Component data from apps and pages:
- - - -
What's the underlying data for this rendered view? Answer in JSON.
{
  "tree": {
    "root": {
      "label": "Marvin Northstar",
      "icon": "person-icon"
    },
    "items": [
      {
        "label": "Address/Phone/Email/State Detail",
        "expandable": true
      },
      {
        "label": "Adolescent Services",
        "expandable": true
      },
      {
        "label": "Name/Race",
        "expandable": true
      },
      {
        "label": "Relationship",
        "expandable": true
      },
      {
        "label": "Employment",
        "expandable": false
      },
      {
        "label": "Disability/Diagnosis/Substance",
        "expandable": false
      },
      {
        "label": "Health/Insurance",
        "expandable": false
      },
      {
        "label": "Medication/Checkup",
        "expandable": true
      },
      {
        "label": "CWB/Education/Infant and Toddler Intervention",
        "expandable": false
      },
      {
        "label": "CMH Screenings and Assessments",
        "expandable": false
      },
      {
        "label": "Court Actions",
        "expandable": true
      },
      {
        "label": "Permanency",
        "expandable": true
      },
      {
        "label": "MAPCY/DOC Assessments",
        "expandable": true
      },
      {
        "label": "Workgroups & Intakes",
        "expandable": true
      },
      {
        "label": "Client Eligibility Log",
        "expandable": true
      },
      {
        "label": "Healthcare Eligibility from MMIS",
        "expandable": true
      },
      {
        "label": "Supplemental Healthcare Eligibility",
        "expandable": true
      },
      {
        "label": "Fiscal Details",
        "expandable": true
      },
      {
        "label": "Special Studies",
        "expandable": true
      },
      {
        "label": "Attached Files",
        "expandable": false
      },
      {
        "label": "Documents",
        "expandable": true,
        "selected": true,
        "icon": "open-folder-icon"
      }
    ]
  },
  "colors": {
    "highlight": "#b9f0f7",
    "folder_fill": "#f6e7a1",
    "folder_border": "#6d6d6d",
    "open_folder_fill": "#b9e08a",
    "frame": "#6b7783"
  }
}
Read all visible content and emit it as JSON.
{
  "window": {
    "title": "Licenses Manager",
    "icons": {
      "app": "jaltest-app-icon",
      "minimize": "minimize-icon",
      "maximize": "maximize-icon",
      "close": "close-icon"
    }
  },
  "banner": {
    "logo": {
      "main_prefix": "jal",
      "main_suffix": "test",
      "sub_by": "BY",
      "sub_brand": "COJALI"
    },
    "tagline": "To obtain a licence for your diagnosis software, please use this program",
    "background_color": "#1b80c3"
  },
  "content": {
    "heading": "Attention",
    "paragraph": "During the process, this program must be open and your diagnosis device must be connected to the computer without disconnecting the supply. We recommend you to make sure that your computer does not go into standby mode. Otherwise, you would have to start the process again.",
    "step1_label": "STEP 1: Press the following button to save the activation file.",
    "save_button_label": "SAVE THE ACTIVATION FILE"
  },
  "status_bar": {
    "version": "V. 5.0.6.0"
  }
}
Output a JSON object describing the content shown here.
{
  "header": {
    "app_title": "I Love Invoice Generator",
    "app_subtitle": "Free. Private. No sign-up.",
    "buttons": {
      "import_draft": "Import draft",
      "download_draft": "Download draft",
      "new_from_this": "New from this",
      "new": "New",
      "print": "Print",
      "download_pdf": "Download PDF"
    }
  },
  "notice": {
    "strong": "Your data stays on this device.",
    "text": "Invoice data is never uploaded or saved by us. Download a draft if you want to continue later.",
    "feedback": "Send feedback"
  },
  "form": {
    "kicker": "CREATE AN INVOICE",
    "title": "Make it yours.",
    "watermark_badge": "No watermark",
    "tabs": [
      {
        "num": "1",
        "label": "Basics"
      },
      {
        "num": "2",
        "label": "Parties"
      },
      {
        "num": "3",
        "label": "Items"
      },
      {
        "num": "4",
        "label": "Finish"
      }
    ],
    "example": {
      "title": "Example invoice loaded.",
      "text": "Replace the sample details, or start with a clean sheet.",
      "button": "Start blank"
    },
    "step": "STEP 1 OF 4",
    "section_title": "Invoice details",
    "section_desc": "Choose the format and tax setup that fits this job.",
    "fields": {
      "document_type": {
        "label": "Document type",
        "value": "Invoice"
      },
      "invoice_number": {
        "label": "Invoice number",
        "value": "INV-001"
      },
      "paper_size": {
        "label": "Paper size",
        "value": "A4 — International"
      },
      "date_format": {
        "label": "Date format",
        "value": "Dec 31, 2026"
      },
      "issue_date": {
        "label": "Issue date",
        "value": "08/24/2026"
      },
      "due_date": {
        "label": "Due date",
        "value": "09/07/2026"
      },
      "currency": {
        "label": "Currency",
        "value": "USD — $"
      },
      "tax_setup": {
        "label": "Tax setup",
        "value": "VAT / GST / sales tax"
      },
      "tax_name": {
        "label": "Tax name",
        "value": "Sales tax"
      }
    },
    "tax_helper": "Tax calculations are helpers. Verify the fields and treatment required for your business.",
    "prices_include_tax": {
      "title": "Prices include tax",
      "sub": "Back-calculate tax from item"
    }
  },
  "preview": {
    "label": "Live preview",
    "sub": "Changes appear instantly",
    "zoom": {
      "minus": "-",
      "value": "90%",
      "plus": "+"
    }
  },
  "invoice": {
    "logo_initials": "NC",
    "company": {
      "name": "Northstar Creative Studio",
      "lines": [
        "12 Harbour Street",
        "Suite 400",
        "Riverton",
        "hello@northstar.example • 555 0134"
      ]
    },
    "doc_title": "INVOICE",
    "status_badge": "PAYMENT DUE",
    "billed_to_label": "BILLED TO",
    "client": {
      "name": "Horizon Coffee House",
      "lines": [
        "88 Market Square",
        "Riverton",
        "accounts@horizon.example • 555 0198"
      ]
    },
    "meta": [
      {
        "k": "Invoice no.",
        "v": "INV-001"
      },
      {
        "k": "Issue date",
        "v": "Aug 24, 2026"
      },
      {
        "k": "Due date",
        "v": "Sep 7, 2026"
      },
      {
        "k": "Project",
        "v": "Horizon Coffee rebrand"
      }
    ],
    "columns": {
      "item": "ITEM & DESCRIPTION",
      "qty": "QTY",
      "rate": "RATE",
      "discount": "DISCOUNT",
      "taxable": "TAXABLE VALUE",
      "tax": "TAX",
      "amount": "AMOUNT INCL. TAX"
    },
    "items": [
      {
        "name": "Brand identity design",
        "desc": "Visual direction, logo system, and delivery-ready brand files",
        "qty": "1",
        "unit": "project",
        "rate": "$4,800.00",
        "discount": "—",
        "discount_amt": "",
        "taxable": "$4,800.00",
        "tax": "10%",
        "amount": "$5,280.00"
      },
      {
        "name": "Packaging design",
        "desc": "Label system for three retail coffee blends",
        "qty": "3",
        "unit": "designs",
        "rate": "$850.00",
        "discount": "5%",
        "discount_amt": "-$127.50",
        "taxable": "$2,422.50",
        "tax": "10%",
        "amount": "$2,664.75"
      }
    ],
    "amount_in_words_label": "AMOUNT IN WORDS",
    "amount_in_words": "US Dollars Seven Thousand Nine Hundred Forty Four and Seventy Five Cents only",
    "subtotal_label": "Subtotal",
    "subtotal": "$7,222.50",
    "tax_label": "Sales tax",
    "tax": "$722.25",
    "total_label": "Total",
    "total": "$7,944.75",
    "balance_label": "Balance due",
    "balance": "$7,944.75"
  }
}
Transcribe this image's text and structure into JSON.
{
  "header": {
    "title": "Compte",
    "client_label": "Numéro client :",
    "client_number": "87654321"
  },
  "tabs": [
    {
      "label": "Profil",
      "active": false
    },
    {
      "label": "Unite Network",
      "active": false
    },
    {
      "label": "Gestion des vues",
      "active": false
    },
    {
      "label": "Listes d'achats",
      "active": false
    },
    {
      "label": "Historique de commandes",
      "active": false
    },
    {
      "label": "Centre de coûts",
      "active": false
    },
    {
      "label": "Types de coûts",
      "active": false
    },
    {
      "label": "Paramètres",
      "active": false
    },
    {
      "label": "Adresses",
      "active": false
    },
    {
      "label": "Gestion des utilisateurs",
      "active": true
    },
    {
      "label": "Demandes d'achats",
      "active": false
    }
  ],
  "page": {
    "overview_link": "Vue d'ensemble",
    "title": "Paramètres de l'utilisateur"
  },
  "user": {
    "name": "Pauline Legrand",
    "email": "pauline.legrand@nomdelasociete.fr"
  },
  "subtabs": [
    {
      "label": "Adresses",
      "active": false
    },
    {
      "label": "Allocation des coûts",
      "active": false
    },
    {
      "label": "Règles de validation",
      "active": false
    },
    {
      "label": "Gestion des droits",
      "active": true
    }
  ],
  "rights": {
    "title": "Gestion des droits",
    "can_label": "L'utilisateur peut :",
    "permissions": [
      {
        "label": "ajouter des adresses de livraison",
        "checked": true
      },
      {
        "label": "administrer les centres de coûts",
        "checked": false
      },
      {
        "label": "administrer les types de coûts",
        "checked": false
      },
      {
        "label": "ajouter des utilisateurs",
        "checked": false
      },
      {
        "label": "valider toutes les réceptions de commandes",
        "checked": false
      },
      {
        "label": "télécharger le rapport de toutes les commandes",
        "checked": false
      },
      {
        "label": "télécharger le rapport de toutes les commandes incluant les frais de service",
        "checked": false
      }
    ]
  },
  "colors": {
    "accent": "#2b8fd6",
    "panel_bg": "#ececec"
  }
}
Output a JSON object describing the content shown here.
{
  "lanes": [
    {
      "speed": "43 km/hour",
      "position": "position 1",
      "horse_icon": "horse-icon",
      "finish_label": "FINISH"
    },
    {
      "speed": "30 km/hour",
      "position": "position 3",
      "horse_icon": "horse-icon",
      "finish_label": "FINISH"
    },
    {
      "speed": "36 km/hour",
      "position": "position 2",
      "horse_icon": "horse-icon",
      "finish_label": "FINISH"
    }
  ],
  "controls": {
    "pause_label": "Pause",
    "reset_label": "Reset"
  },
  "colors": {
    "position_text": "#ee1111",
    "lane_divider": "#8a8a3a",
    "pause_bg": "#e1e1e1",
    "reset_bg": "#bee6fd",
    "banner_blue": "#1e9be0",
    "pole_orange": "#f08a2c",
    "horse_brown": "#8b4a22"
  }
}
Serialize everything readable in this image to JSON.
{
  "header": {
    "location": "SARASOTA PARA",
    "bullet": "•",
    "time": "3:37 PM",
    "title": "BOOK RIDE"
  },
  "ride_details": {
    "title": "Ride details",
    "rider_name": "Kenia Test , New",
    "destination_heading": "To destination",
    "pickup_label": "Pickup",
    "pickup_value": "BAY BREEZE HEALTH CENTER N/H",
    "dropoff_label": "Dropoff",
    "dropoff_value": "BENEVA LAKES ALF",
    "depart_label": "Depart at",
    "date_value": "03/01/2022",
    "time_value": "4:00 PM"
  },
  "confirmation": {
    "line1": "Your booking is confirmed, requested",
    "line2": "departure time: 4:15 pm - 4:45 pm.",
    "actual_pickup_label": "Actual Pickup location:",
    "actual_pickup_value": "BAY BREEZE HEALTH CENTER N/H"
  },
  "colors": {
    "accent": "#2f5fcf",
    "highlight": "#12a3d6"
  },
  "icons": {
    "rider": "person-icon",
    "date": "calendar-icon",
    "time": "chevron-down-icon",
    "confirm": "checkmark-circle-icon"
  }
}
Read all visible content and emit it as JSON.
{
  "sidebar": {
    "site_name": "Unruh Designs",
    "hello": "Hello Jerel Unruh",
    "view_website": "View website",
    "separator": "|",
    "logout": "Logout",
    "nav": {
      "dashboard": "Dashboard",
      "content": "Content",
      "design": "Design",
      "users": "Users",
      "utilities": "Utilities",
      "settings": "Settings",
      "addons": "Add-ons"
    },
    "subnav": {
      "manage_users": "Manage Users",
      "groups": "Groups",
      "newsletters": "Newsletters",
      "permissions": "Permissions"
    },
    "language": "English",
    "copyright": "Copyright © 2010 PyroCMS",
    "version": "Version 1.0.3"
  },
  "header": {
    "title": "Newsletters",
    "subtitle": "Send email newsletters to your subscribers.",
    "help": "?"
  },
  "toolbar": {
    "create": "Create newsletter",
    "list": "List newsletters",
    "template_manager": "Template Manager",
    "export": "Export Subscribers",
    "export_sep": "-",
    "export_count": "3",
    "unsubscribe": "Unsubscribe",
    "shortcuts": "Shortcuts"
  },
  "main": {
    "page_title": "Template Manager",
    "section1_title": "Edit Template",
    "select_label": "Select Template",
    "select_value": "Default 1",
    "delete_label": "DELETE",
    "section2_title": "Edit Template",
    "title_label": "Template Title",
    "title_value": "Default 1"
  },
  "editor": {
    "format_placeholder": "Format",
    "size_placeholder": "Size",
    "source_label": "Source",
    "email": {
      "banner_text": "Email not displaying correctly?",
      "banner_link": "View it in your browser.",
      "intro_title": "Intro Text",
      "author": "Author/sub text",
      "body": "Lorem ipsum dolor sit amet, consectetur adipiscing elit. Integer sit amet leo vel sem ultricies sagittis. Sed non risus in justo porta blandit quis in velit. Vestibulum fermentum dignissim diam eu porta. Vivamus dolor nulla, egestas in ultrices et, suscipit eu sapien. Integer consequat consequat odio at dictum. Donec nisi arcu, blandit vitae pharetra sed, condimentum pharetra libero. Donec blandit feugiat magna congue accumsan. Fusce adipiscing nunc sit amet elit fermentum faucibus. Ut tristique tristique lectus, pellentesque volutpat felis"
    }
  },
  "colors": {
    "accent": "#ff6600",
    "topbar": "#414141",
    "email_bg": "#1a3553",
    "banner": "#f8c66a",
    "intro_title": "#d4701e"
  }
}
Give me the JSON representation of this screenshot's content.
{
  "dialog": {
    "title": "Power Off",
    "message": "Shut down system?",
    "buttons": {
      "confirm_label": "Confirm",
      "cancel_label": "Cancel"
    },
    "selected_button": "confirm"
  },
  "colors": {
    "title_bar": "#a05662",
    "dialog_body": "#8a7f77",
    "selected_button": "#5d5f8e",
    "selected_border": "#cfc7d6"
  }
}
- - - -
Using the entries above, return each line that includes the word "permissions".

Task answer:
    "permissions": [
      "permissions": "Permissions"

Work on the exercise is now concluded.